> [TASK TO CARRY OUT] Your task is to copy every line of the entries that holds the word "JSON".

===

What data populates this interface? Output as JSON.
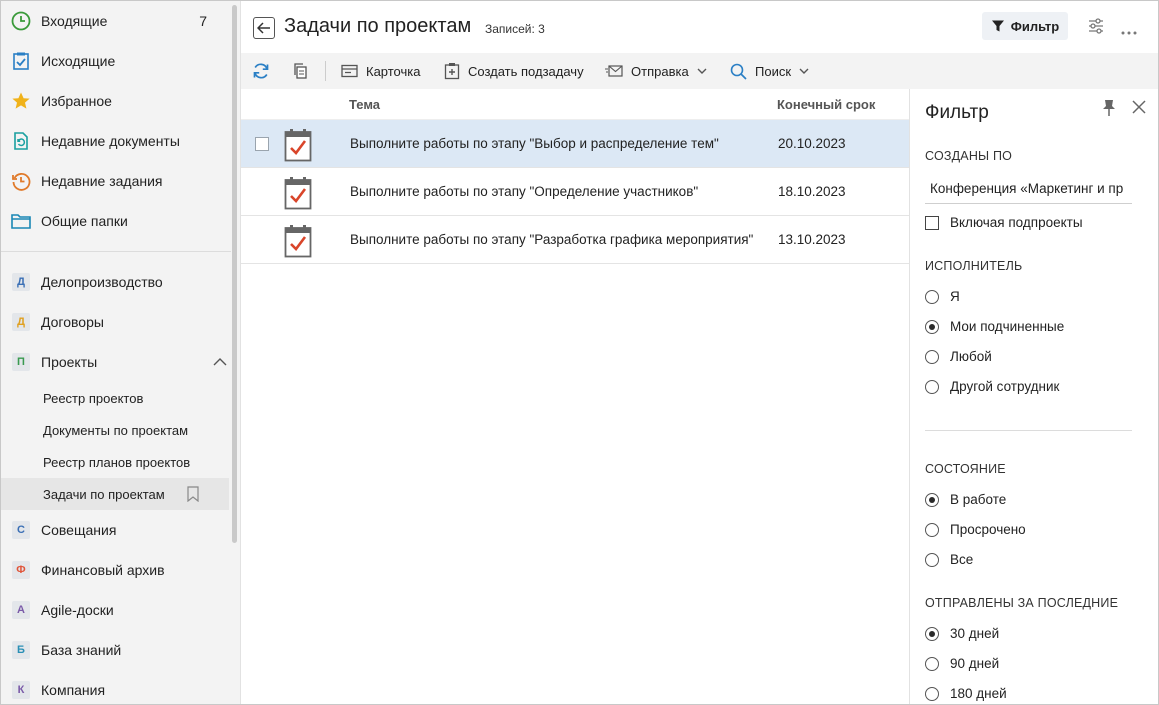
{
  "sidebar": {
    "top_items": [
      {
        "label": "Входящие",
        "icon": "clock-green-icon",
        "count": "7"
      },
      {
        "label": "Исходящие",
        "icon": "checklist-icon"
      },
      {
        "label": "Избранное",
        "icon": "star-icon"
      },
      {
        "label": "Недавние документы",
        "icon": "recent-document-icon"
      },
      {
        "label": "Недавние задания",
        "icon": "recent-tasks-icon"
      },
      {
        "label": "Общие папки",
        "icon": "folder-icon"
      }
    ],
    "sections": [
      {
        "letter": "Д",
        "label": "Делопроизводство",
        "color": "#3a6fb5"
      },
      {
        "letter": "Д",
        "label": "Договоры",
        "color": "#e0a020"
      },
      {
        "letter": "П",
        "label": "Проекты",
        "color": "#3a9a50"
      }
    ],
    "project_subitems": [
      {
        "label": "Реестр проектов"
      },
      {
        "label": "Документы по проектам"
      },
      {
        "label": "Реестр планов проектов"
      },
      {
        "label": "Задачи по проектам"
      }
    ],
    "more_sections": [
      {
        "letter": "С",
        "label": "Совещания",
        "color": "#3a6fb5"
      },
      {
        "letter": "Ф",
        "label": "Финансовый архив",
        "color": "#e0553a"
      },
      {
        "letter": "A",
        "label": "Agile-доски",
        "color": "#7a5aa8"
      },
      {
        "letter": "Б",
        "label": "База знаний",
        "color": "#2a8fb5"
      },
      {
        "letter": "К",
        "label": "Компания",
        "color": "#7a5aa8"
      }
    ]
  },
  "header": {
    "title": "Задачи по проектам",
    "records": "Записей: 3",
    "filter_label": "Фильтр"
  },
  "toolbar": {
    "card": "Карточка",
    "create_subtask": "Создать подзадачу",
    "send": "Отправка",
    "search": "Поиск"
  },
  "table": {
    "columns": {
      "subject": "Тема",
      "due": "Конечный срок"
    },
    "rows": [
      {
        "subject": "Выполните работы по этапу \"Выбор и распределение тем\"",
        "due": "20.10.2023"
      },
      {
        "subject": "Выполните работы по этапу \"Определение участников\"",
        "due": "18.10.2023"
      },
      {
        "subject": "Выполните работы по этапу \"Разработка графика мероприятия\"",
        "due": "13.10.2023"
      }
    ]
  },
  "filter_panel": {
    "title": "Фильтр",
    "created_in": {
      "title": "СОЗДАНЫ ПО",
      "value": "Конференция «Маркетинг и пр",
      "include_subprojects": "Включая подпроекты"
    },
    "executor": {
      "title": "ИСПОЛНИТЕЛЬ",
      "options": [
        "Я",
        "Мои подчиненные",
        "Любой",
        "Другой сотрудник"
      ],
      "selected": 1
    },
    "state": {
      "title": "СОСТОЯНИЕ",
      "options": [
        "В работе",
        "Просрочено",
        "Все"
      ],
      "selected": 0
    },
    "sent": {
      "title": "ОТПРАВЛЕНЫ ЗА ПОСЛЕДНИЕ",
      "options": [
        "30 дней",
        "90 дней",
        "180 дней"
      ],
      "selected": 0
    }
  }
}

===

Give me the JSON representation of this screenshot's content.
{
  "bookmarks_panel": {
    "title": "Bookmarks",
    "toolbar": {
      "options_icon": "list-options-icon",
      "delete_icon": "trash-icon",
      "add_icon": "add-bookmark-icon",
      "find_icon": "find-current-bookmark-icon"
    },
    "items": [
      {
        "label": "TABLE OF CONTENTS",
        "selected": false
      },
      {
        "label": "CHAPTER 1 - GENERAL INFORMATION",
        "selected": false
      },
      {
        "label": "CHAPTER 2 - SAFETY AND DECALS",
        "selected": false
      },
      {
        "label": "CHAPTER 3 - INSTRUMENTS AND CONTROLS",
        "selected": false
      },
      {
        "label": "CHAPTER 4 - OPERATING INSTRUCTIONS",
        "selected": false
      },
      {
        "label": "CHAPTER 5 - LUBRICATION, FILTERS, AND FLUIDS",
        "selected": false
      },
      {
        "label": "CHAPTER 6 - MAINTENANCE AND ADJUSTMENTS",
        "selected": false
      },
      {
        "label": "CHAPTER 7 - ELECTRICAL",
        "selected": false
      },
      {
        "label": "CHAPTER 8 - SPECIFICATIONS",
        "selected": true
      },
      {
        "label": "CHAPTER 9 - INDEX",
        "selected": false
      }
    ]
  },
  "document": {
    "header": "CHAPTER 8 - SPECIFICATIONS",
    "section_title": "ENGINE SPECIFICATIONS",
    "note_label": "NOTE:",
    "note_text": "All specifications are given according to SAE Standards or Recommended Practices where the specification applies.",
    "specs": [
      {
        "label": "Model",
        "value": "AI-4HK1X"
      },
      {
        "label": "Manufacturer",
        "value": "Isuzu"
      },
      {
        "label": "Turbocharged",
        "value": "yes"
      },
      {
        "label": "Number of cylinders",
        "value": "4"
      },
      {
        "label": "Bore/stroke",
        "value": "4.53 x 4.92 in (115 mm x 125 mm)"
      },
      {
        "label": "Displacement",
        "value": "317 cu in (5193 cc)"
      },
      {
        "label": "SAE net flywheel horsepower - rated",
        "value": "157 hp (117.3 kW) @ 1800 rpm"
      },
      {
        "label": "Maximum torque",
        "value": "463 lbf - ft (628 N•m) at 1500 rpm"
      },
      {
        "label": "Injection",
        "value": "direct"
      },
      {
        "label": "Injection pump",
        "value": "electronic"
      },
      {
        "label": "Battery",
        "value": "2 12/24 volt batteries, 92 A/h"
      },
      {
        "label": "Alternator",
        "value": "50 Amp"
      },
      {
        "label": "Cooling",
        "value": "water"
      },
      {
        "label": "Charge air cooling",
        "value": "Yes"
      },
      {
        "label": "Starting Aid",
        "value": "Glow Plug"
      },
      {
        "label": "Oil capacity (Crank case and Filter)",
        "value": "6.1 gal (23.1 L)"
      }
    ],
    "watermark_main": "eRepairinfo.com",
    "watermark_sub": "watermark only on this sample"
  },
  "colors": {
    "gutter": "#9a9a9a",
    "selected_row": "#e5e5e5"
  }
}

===

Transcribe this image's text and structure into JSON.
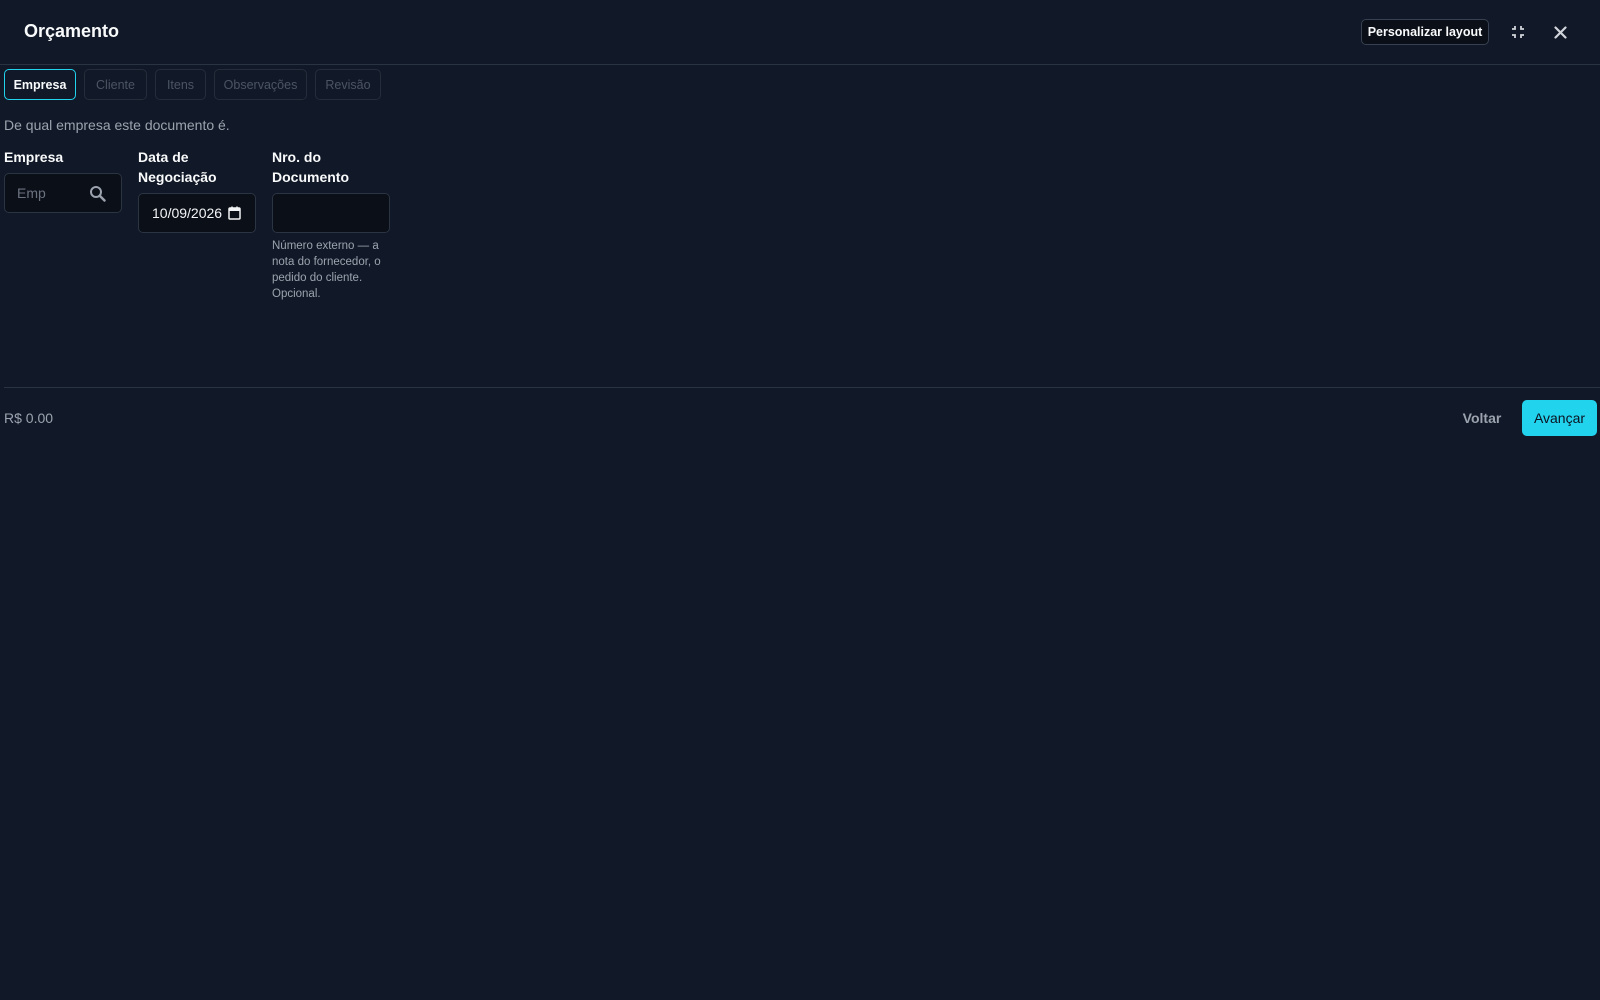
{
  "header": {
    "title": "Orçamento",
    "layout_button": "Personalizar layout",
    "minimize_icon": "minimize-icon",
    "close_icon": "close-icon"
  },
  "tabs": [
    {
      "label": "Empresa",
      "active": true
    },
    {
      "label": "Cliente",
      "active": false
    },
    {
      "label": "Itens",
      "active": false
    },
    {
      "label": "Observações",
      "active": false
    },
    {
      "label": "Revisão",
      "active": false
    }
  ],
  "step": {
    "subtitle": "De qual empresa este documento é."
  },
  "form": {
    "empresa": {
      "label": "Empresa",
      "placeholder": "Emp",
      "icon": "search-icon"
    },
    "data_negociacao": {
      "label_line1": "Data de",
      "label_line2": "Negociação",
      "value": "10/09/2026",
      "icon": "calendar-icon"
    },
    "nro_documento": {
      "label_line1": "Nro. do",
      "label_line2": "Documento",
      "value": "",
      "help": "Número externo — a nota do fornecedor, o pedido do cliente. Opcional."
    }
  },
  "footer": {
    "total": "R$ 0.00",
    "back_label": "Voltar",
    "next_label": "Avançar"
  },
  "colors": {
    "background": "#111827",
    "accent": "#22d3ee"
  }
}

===

> [FINAL ANSWER]
What data populates this interface? Output as JSON.
Give me the JSON representation of this screenshot's content.
Transcribe this image's text and structure into JSON.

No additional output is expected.